→ Given data
[Start of section]
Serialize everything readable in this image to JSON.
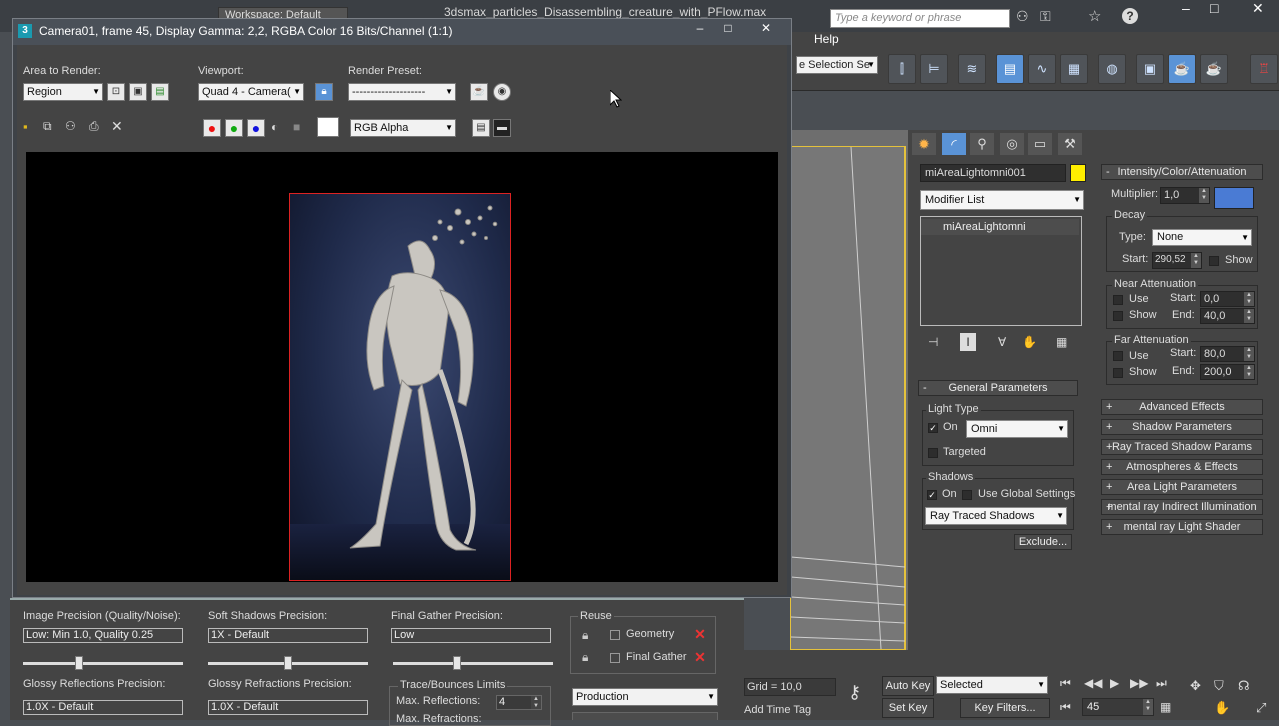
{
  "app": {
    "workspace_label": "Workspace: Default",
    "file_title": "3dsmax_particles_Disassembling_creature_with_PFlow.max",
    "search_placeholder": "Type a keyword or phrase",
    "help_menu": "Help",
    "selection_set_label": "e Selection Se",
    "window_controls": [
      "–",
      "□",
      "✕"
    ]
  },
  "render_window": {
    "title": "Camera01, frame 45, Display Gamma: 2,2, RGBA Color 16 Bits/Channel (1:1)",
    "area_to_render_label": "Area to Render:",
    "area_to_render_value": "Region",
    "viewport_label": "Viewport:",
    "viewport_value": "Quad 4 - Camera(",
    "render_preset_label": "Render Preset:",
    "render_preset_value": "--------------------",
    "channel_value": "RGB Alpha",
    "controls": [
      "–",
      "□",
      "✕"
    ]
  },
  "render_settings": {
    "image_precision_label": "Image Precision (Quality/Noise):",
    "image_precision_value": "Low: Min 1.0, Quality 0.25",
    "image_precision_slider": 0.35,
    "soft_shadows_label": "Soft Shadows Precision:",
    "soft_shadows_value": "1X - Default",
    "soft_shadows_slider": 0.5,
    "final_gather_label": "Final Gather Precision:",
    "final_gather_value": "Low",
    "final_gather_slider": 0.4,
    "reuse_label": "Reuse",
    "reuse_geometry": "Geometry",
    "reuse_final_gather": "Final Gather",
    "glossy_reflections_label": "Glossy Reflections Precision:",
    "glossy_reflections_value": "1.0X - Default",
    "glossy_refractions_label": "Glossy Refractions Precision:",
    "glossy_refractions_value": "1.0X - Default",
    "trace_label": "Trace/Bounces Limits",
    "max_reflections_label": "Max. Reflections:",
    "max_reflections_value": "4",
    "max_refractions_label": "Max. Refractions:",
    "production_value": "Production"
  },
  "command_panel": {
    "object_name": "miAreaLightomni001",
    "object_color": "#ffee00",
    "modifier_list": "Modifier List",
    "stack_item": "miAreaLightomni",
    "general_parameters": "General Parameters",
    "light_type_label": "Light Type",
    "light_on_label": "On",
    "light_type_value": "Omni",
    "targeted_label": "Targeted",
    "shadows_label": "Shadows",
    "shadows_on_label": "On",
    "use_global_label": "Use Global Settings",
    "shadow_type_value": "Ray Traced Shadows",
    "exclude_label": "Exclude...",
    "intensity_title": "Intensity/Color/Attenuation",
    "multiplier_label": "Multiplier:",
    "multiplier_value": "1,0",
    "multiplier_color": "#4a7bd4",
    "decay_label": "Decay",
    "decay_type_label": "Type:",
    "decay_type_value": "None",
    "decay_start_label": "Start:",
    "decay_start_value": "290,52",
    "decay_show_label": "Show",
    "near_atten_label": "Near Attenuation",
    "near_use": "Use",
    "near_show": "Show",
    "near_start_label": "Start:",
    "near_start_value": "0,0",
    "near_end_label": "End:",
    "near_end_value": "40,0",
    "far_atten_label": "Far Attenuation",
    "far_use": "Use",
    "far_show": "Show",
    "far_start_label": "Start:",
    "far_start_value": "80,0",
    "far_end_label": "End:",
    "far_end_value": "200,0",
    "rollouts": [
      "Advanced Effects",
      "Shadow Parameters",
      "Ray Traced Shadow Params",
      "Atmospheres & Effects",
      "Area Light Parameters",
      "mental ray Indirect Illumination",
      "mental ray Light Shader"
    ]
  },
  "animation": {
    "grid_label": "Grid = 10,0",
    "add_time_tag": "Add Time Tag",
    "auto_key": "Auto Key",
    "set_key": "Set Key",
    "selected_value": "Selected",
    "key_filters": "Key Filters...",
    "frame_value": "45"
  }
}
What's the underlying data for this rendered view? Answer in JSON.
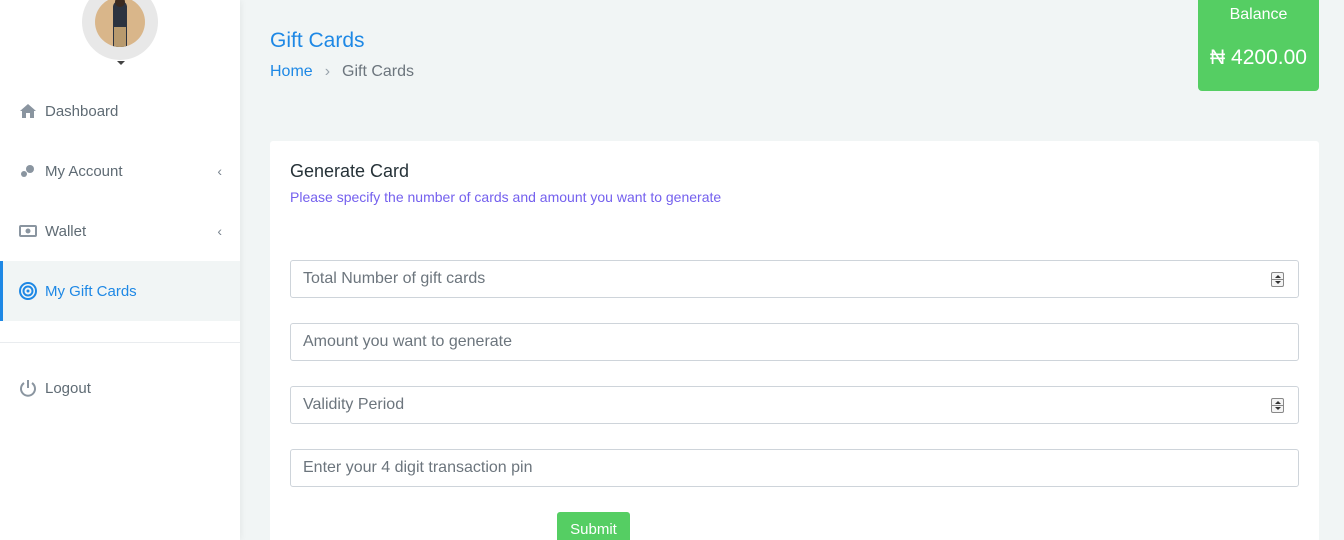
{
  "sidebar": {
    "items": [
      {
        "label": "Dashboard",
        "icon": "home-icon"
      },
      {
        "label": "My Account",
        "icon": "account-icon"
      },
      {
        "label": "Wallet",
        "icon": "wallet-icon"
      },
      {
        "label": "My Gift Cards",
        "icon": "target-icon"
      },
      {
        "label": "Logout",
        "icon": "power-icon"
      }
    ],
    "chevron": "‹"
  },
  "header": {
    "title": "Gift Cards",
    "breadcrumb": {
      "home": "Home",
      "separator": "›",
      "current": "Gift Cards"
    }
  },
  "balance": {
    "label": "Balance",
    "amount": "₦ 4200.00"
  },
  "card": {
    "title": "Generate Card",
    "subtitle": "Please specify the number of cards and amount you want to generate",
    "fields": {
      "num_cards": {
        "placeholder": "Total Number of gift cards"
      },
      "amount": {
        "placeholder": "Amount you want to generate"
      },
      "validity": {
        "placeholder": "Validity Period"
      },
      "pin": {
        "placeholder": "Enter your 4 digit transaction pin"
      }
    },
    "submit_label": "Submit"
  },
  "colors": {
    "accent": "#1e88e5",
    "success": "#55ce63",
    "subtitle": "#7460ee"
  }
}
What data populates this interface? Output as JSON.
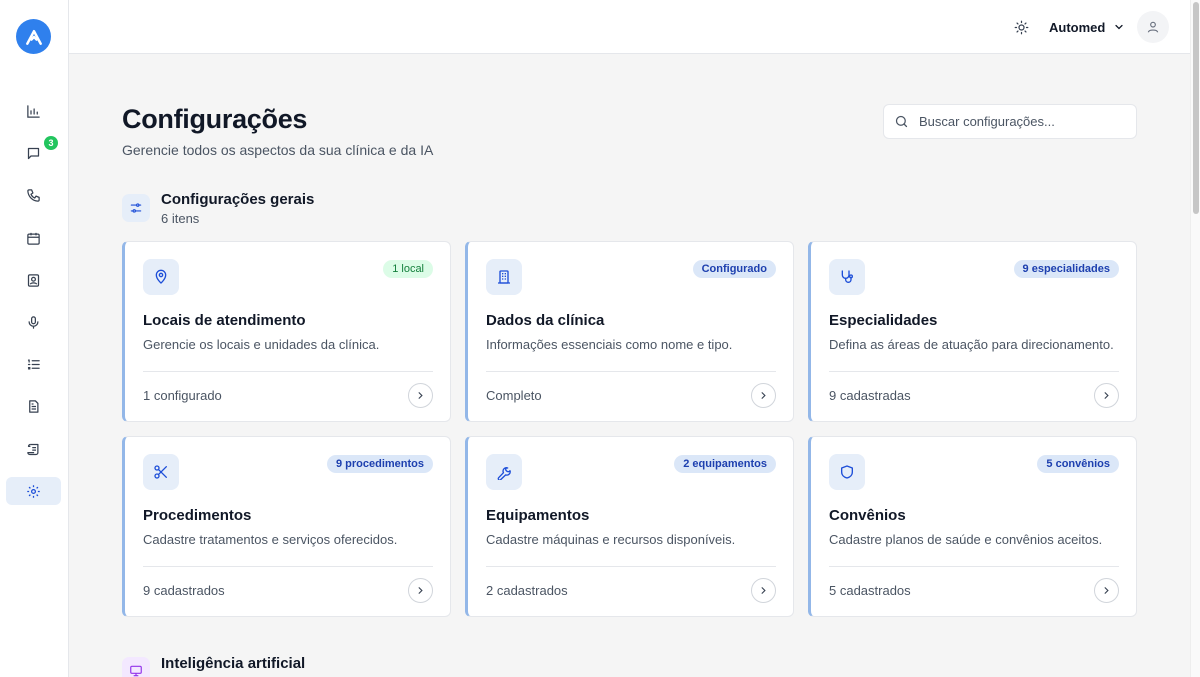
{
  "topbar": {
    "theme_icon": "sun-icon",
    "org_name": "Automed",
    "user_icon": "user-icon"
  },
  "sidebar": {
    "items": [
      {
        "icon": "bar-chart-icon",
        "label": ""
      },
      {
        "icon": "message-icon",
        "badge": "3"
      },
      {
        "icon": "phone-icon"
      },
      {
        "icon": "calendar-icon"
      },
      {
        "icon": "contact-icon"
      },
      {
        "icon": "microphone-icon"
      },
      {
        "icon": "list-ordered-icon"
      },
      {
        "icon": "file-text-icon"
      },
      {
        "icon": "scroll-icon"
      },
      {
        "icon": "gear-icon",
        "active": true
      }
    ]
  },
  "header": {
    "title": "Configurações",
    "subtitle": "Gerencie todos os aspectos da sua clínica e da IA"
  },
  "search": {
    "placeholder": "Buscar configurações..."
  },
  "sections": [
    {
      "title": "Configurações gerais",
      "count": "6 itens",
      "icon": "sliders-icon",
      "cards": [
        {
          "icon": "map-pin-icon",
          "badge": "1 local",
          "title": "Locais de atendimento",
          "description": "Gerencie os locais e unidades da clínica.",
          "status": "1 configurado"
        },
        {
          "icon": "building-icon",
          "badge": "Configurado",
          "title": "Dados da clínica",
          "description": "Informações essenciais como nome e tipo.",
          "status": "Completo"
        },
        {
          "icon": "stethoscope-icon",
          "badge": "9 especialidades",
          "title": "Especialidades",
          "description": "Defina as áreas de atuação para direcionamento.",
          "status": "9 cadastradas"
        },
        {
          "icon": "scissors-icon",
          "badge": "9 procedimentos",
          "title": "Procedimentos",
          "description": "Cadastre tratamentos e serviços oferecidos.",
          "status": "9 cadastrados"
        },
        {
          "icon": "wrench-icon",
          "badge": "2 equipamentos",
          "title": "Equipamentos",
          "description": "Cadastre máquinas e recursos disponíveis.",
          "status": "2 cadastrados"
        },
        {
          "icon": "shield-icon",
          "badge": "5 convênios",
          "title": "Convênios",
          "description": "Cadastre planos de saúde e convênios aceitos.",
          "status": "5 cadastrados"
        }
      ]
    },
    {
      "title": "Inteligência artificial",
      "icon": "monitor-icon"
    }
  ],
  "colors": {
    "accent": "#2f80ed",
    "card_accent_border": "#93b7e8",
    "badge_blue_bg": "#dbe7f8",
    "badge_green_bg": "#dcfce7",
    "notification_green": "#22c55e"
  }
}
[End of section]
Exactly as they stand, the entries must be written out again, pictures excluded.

Serialize everything readable in this image to JSON.
{
  "app": {
    "workspace_label": "Workspace: Default",
    "file_title": "3dsmax_particles_Disassembling_creature_with_PFlow.max",
    "search_placeholder": "Type a keyword or phrase",
    "help_menu": "Help",
    "selection_set_label": "e Selection Se",
    "window_controls": [
      "–",
      "□",
      "✕"
    ]
  },
  "render_window": {
    "title": "Camera01, frame 45, Display Gamma: 2,2, RGBA Color 16 Bits/Channel (1:1)",
    "area_to_render_label": "Area to Render:",
    "area_to_render_value": "Region",
    "viewport_label": "Viewport:",
    "viewport_value": "Quad 4 - Camera(",
    "render_preset_label": "Render Preset:",
    "render_preset_value": "--------------------",
    "channel_value": "RGB Alpha",
    "controls": [
      "–",
      "□",
      "✕"
    ]
  },
  "render_settings": {
    "image_precision_label": "Image Precision (Quality/Noise):",
    "image_precision_value": "Low: Min 1.0, Quality 0.25",
    "image_precision_slider": 0.35,
    "soft_shadows_label": "Soft Shadows Precision:",
    "soft_shadows_value": "1X - Default",
    "soft_shadows_slider": 0.5,
    "final_gather_label": "Final Gather Precision:",
    "final_gather_value": "Low",
    "final_gather_slider": 0.4,
    "reuse_label": "Reuse",
    "reuse_geometry": "Geometry",
    "reuse_final_gather": "Final Gather",
    "glossy_reflections_label": "Glossy Reflections Precision:",
    "glossy_reflections_value": "1.0X - Default",
    "glossy_refractions_label": "Glossy Refractions Precision:",
    "glossy_refractions_value": "1.0X - Default",
    "trace_label": "Trace/Bounces Limits",
    "max_reflections_label": "Max. Reflections:",
    "max_reflections_value": "4",
    "max_refractions_label": "Max. Refractions:",
    "production_value": "Production"
  },
  "command_panel": {
    "object_name": "miAreaLightomni001",
    "object_color": "#ffee00",
    "modifier_list": "Modifier List",
    "stack_item": "miAreaLightomni",
    "general_parameters": "General Parameters",
    "light_type_label": "Light Type",
    "light_on_label": "On",
    "light_type_value": "Omni",
    "targeted_label": "Targeted",
    "shadows_label": "Shadows",
    "shadows_on_label": "On",
    "use_global_label": "Use Global Settings",
    "shadow_type_value": "Ray Traced Shadows",
    "exclude_label": "Exclude...",
    "intensity_title": "Intensity/Color/Attenuation",
    "multiplier_label": "Multiplier:",
    "multiplier_value": "1,0",
    "multiplier_color": "#4a7bd4",
    "decay_label": "Decay",
    "decay_type_label": "Type:",
    "decay_type_value": "None",
    "decay_start_label": "Start:",
    "decay_start_value": "290,52",
    "decay_show_label": "Show",
    "near_atten_label": "Near Attenuation",
    "near_use": "Use",
    "near_show": "Show",
    "near_start_label": "Start:",
    "near_start_value": "0,0",
    "near_end_label": "End:",
    "near_end_value": "40,0",
    "far_atten_label": "Far Attenuation",
    "far_use": "Use",
    "far_show": "Show",
    "far_start_label": "Start:",
    "far_start_value": "80,0",
    "far_end_label": "End:",
    "far_end_value": "200,0",
    "rollouts": [
      "Advanced Effects",
      "Shadow Parameters",
      "Ray Traced Shadow Params",
      "Atmospheres & Effects",
      "Area Light Parameters",
      "mental ray Indirect Illumination",
      "mental ray Light Shader"
    ]
  },
  "animation": {
    "grid_label": "Grid = 10,0",
    "add_time_tag": "Add Time Tag",
    "auto_key": "Auto Key",
    "set_key": "Set Key",
    "selected_value": "Selected",
    "key_filters": "Key Filters...",
    "frame_value": "45"
  }
}
What's the underlying data for this rendered view? Answer in JSON.
{
  "sidebar": {
    "items": [
      {
        "label": "Dashboard",
        "icon": "home-icon"
      },
      {
        "label": "My Account",
        "icon": "account-icon"
      },
      {
        "label": "Wallet",
        "icon": "wallet-icon"
      },
      {
        "label": "My Gift Cards",
        "icon": "target-icon"
      },
      {
        "label": "Logout",
        "icon": "power-icon"
      }
    ],
    "chevron": "‹"
  },
  "header": {
    "title": "Gift Cards",
    "breadcrumb": {
      "home": "Home",
      "separator": "›",
      "current": "Gift Cards"
    }
  },
  "balance": {
    "label": "Balance",
    "amount": "₦ 4200.00"
  },
  "card": {
    "title": "Generate Card",
    "subtitle": "Please specify the number of cards and amount you want to generate",
    "fields": {
      "num_cards": {
        "placeholder": "Total Number of gift cards"
      },
      "amount": {
        "placeholder": "Amount you want to generate"
      },
      "validity": {
        "placeholder": "Validity Period"
      },
      "pin": {
        "placeholder": "Enter your 4 digit transaction pin"
      }
    },
    "submit_label": "Submit"
  },
  "colors": {
    "accent": "#1e88e5",
    "success": "#55ce63",
    "subtitle": "#7460ee"
  }
}
What data populates this interface? Output as JSON.
{
  "topbar": {
    "theme_icon": "sun-icon",
    "org_name": "Automed",
    "user_icon": "user-icon"
  },
  "sidebar": {
    "items": [
      {
        "icon": "bar-chart-icon",
        "label": ""
      },
      {
        "icon": "message-icon",
        "badge": "3"
      },
      {
        "icon": "phone-icon"
      },
      {
        "icon": "calendar-icon"
      },
      {
        "icon": "contact-icon"
      },
      {
        "icon": "microphone-icon"
      },
      {
        "icon": "list-ordered-icon"
      },
      {
        "icon": "file-text-icon"
      },
      {
        "icon": "scroll-icon"
      },
      {
        "icon": "gear-icon",
        "active": true
      }
    ]
  },
  "header": {
    "title": "Configurações",
    "subtitle": "Gerencie todos os aspectos da sua clínica e da IA"
  },
  "search": {
    "placeholder": "Buscar configurações..."
  },
  "sections": [
    {
      "title": "Configurações gerais",
      "count": "6 itens",
      "icon": "sliders-icon",
      "cards": [
        {
          "icon": "map-pin-icon",
          "badge": "1 local",
          "title": "Locais de atendimento",
          "description": "Gerencie os locais e unidades da clínica.",
          "status": "1 configurado"
        },
        {
          "icon": "building-icon",
          "badge": "Configurado",
          "title": "Dados da clínica",
          "description": "Informações essenciais como nome e tipo.",
          "status": "Completo"
        },
        {
          "icon": "stethoscope-icon",
          "badge": "9 especialidades",
          "title": "Especialidades",
          "description": "Defina as áreas de atuação para direcionamento.",
          "status": "9 cadastradas"
        },
        {
          "icon": "scissors-icon",
          "badge": "9 procedimentos",
          "title": "Procedimentos",
          "description": "Cadastre tratamentos e serviços oferecidos.",
          "status": "9 cadastrados"
        },
        {
          "icon": "wrench-icon",
          "badge": "2 equipamentos",
          "title": "Equipamentos",
          "description": "Cadastre máquinas e recursos disponíveis.",
          "status": "2 cadastrados"
        },
        {
          "icon": "shield-icon",
          "badge": "5 convênios",
          "title": "Convênios",
          "description": "Cadastre planos de saúde e convênios aceitos.",
          "status": "5 cadastrados"
        }
      ]
    },
    {
      "title": "Inteligência artificial",
      "icon": "monitor-icon"
    }
  ],
  "colors": {
    "accent": "#2f80ed",
    "card_accent_border": "#93b7e8",
    "badge_blue_bg": "#dbe7f8",
    "badge_green_bg": "#dcfce7",
    "notification_green": "#22c55e"
  }
}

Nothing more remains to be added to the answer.